    Project objectives from proposal:

    1) To determine the effective dose of B. bassiana as a control measure for the CBB at different agroclimatic zones in Kona,

    2) evaluate the fungal infection after the first application to determine the time for future applications, and

    3) disseminate and publish the results of this study.

    Three months after flowering (April or June 2012), presence of coffee berry borer will be assessed in five coffee farms located at different elevations (140, 344, 368, 535 and 700 m) in Kona. We will use Botanigard®, the commercial strain of B. bassiana. Botanigard® will be mixed with water and Widespread Max that is the recommended adjuvant for Botanigard® that serves as spreader. Beauveria bassiana will be sprayed approximately two months (April or June) after flowering, which is the time when CBB starts infesting the coffee berries. Based on label instructions, Botanigard® will be sprayed at its maximum, medium and lower recommended doses. A randomized block experimental design will be established at each farm with four treatments of 16, 24 and 32 oz of Botanigard® and the control. On each farm, there will be three replicates of each treatment. The experimental unit will be one plant with four plants per replicate. Each plant will be marked with a color ribbon to facilitate identification. Before the application of Botanigard®, a sample of coffee beans will be taken to determine the infestation level of CBB. Botanigard® will be applied early in the morning (6:00 to 8:00 am or late evening 5:00 to 7:00 pm) with a calibrated backpack sprayer. Coffee plants will be sampled for CBB infestation every 10 days for two months after treatment application. Sampling will be carry out using the middle part of each plant, which will be sampled by selecting four branches on the four cardinal points.
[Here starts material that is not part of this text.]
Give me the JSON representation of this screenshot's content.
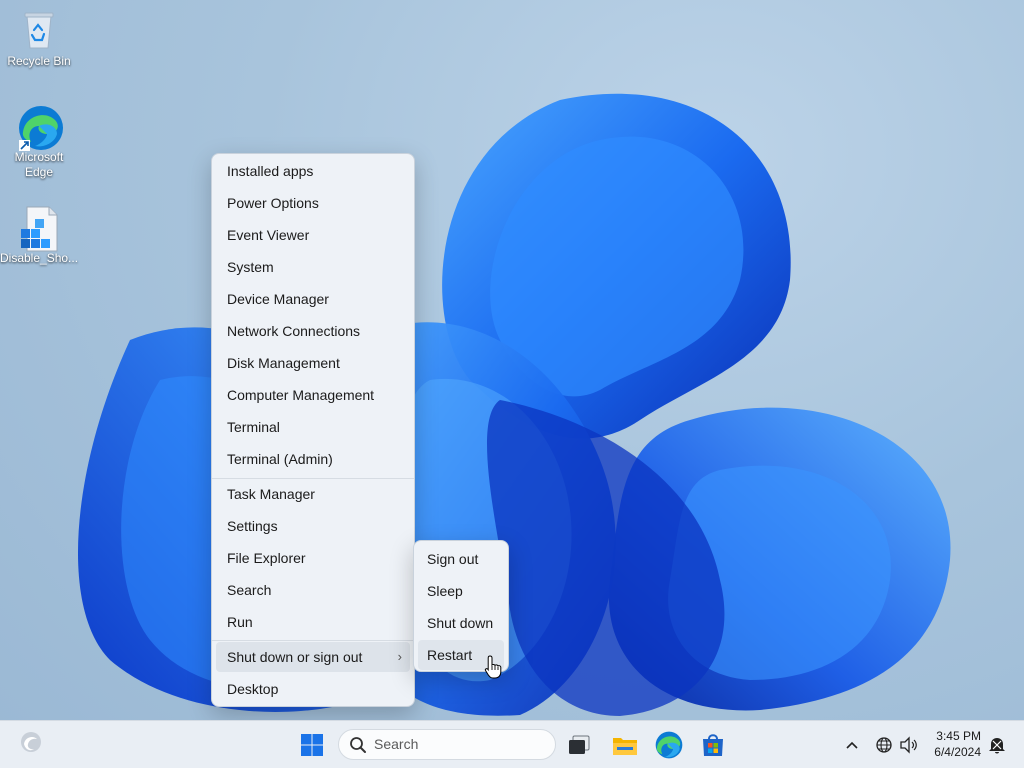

For each sample, the following factors will be measured: the total number of berries on each branch, the number of berries infested by the CBB and number of fruits infested by the CBB and showing signs of fungus at the entrance of the perforation. Fruits with the fungus will be marked with paint to identify them in subsequent samples. Eight infested berries with fungus present will be sampled for each plot, dissected and dead females will be isolate individually in Petri dishes with Potato Dextrose Agar to confirm the presence of B. bassiana. A rain gauge and a hydrothermograph will be installed at each coffee plantation to record rainfall, temperature and relative humidity. The data will be analyzed using univariate statistics. Three workshops will be held (two in Kona and one in Kau district) to educate farmers about the experiment and its results. These workshops will be arranged by the extension agent specializing in Kona coffee and in collaboration with the coffee associations. Results will be posted at the College of Tropical Agriculture and Human Resources (CTAHR) website and published in a peer-reviewed entomology journal.

    Any opinions, findings, conclusions, or recommendations expressed in this publication are those of the author(s) and do not necessarily reflect the view of the U.S. Department of Agriculture or SARE.